The Ohio Children’s Hospital Association (OCHA) and its six member hospitals – Akron Children’s Hospital; Cincinnati Children’s Hospital Medical Center; Dayton Children’s Medical Center; Nationwide Children’s Hospital, Columbus; Rainbow Babies & Children’s Hospital, Cleveland; and Toledo Children’s Hospital – announced today groundbreaking results of a first-of-its-kind collaboration to improve quality in children’s hospitals.
OCHA and its six member hospitals created the Ohio Children’s Hospital Association’s Quality Improvement Collaborative in 2006 to promote improved quality of care at children’s hospitals. In its first initiative, the Collaborative focused on reducing preventable codes, or cardiac and pulmonary arrests, occurring outside of the neonatal and pediatric Intensive Care Units. As a result of its efforts, the Collaborative identified a medical protocol called a Rapid Response Team that, when implemented, reduced incidences of preventable codes by more than 20 percent.

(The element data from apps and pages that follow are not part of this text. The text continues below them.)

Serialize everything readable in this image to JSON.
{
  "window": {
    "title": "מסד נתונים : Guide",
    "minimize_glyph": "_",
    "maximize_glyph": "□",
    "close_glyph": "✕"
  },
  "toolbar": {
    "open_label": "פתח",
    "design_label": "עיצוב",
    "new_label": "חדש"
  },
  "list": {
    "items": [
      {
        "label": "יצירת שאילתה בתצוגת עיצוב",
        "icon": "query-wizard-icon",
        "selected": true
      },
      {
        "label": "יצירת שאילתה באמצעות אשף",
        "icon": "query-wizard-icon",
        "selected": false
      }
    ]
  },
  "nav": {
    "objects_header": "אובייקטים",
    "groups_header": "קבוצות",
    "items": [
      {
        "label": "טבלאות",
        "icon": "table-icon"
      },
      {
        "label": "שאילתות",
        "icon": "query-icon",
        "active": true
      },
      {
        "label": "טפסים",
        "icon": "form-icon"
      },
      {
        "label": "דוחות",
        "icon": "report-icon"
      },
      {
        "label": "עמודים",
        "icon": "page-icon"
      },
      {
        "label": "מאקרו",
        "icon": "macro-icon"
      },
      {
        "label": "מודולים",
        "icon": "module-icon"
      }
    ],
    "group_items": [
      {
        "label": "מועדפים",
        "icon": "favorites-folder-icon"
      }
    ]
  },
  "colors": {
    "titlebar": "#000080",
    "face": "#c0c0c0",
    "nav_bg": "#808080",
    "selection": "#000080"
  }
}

“To our knowledge, this is the first time in the nation that a statewide network of children’s hospitals has come together to focus on quality improvement to save children’s lives,” said David Kinsaul, President and CEO, Dayton Children’s Medical Center and Chairman of OCHA. “While each of our individual hospitals is a leader in quality innovation, we are truly leading the nation in this type of collective effort – and it is having a dramatic impact improving the lives of children, as evidenced by the results.”
Each participating hospital adapted a “Rapid Response Team” model to fit within its own patient care environment and culture. Bedside caregivers at participating hospitals were empowered to quickly harness the expertise of this multidisciplinary Rapid Response Team when the caregiver determined that immediate intervention was warranted. Further, some hospitals created a process that enabled patient families to call upon the Rapid Response Team when they felt their child was in need of assessment.
In addition to the tangible achievement of preventing life-threatening situations for patients, the Collaborative’s efforts also realized several additional benefits for the children’s hospitals, their clinicians and the patients’ families, including:
-Increased customer satisfaction;
-Improved cooperative efforts, internal communication and accountability among hospital staff;
-Identification of areas to improve the Rapid Response Team model moving forward; and
-A culture change at the institutions that helped empower care givers that are at the bedside treating the patients every day.
“While this particular initiative has made solid, tangible improvements to date – it is only the beginning of an exciting journey,” said Kinsaul. “There is strong, unanimous support for continuing the Collaborative’s efforts – including continuing the Rapid Response Team initiative with the goal of increasing its success and identifying new areas and where we can improve quality.”
Kinsaul said Ohio’s children’s hospitals will continue to work together to improve operating efficiencies and effectiveness to remain outcome-oriented, national leaders delivering high quality pediatric hospital care.
“Ohio children’s hospitals are a source of great pride for our state,” Ohio Senate President Bill Harris (R-Ashland) said. “We are so fortunate that between the work of these six outstanding institutions, a child can get the care they need within a two-hour drive of their homes and can be served by a team of doctors, nurses and administrators who are both leaders in their fields and committed to providing the highest quality of care possible.”
“The Ohio Children’s Hospital Association and member hospitals should be commended for their efforts in leading the way in healthcare quality improvement,” said Ohio House Speaker Jon Husted (R-Kettering). “I look forward to continuing our work together to protect the health and well-being of Ohio’s children.”
The Ohio Children’s Hospital Association contracted with the Ohio Hospital Association and Applied Health Services to coordinate the administrative functions of the study.
The Ohio Children’s Hospital Association is the voice of Ohio’s youngest patients, their families and health care providers. Ohio’s six member hospitals are dedicated to saving, protecting and enhancing children’s lives. They ensure that all three million Ohio children receive the care they need and treat children from all 88 counties in Ohio, regardless of ability to pay.